The impact of the Tsunami on hospitalizations at the tertiary care hospital in the Southern Province of Sri Lanka.

Journal Article

OBJECTIVE: Sri Lanka's human, physical, social, and economic resources suffered a massive impact after the tsunami of December 26, 2004. To assist in preparing for future disasters, the authors sought to characterize the pattern of hospitalizations from the main impact zone in the Southern Province. DESIGN: Retrospective chart review. SETTING: Patients admitted to Teaching Hospital, Karapitiya, the only tertiary care hospital in the Southern Province. PATIENTS, PARTICIPANTS: All hospital admissions on the day of and week following the tsunami, and a random sample (5 percent) of admissions from the month preceding, and the 3 months following the tsunami were coded according to the International Classification of Diseases, 10th Edition, analyzed, and geomapped. INTERVENTION: N/A. MAIN OUTCOME MEASURE(S): The overall daily number of hospitalizations increased by 50 percent on the day of the tsunami and decreased in the following week. RESULTS: Before the tsunami, injuries typically accounted for 20 percent of hospital admissions. However, injuries were markedly higher (89 percent of the total) on the day of the tsunami and remained elevated (35 percent) during the following week. After the initial peak in injuries (including near drownings), there was no increase in the frequency of infectious, cardiac, or psychiatric admissions. CONCLUSIONS: Injuries (including near drownings) were the most common cause of admissions immediately after the tsunami. The distribution of specific diagnoses differed from that seen after other natural disasters such as earthquakes and hurricanes. A central aspect of disaster relief operations and planning includes a thorough understanding of the postdisaster health effects and changes in disease patterns.

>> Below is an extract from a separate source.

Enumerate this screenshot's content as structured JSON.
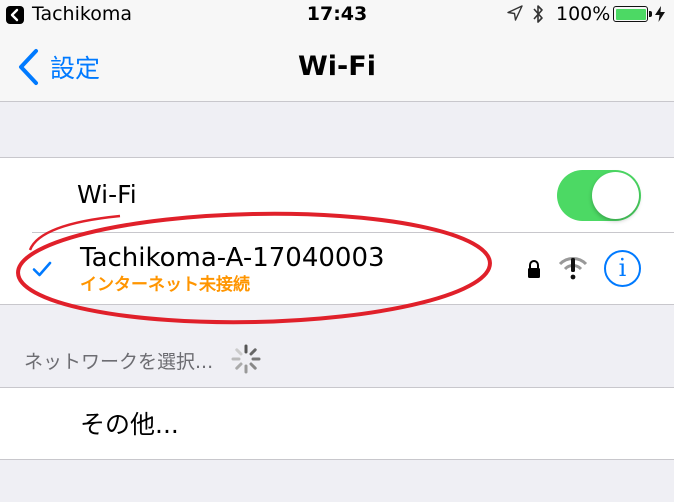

Full Text

Duke Authors

Cited Authors

  • Ostbye, T; Ponnamperuma, T; Fernando, N; Abeygunawardena, V; Wijayasiri, WAA; Chen, JJ; Woods, CW

Published Date

  • May 2008

Published In

Volume / Issue

  • 3 / 3

Start / End Page

  • 147 - 155

PubMed ID

  • 18666511

International Standard Serial Number (ISSN)

  • 1932-149X

Language

  • eng

Conference Location

  • United States